Interface dataset entries:

==*==

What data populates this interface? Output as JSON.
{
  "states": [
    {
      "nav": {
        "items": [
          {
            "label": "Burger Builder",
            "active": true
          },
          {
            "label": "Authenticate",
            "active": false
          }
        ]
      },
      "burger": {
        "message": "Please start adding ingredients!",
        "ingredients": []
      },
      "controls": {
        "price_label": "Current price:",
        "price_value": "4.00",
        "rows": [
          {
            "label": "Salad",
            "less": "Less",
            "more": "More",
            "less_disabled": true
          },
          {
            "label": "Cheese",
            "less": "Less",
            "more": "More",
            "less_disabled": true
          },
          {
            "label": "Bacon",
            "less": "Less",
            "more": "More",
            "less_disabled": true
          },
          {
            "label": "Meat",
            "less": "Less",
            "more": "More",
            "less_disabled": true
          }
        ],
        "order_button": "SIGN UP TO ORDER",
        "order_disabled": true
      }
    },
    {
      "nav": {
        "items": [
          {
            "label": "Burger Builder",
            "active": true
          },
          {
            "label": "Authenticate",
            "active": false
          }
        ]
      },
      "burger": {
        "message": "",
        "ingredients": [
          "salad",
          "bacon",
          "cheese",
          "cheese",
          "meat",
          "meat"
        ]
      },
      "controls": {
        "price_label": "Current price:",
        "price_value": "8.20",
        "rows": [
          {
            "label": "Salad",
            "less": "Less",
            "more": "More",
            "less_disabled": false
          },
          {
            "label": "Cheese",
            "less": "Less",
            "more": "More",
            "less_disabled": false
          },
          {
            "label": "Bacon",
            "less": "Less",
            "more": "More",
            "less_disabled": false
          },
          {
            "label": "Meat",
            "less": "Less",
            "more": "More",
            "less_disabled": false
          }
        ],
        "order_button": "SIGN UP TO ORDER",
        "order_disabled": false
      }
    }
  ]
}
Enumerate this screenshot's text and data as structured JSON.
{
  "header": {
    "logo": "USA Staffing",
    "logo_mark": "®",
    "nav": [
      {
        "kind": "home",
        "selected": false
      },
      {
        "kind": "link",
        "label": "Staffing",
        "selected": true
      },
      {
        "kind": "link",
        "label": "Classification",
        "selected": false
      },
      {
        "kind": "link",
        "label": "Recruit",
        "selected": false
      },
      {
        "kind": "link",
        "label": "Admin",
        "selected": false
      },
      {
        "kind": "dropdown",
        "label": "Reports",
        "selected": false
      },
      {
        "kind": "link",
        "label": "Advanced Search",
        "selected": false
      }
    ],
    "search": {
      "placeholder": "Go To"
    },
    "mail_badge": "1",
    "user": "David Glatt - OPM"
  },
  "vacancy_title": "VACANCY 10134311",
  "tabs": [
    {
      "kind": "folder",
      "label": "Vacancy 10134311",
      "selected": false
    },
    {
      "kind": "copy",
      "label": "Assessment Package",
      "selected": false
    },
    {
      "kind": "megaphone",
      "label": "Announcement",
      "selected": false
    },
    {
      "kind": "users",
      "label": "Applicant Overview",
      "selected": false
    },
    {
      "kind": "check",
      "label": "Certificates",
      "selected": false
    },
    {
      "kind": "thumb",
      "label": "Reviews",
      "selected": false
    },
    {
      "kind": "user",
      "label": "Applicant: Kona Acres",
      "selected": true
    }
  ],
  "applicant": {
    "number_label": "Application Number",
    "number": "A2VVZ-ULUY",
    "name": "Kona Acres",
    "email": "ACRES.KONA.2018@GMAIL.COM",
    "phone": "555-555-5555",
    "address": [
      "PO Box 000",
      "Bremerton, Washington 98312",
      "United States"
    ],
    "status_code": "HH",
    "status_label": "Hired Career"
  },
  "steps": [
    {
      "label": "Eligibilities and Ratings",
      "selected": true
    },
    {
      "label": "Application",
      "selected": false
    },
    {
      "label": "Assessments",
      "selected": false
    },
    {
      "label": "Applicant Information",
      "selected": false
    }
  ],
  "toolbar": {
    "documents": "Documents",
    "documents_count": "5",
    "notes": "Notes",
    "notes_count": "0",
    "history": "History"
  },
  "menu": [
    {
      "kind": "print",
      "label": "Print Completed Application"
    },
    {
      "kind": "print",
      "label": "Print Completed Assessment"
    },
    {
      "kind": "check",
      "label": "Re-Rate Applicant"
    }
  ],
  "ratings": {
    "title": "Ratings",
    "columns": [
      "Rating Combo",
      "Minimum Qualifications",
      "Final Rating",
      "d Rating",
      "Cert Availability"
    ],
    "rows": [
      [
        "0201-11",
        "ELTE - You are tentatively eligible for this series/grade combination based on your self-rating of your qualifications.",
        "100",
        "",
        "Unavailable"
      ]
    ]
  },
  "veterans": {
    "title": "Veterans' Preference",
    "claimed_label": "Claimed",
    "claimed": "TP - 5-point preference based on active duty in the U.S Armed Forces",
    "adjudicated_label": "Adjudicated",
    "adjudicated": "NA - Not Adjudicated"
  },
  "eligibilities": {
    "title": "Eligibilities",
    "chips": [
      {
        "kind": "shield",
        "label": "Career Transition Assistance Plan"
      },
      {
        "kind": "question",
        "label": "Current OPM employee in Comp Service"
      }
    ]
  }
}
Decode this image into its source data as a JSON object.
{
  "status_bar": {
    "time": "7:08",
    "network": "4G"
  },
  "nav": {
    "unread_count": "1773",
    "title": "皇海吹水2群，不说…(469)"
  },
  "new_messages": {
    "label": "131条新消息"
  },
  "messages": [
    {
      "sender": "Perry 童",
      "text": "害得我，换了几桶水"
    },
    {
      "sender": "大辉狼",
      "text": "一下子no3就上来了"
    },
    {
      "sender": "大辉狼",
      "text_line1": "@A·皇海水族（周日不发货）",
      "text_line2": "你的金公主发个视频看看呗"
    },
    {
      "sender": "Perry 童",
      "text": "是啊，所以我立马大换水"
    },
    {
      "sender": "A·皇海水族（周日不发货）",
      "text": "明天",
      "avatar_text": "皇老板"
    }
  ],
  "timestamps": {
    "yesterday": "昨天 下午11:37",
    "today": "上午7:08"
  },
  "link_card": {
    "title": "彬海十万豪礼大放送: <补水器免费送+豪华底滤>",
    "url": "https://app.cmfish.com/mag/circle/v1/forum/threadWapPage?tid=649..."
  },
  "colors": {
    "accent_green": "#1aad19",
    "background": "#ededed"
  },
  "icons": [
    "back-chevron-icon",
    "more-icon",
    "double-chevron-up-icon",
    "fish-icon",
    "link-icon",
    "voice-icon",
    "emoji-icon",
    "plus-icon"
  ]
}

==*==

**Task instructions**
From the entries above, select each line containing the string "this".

**Answer below**
What data populates this interface? Output as JSON.
Enumerate this screenshot's text and data as structured JSON.
        "ELTE - You are tentatively eligible for this series/grade combination based on your self-rating of your qualifications.",
Decode this image into its source data as a JSON object.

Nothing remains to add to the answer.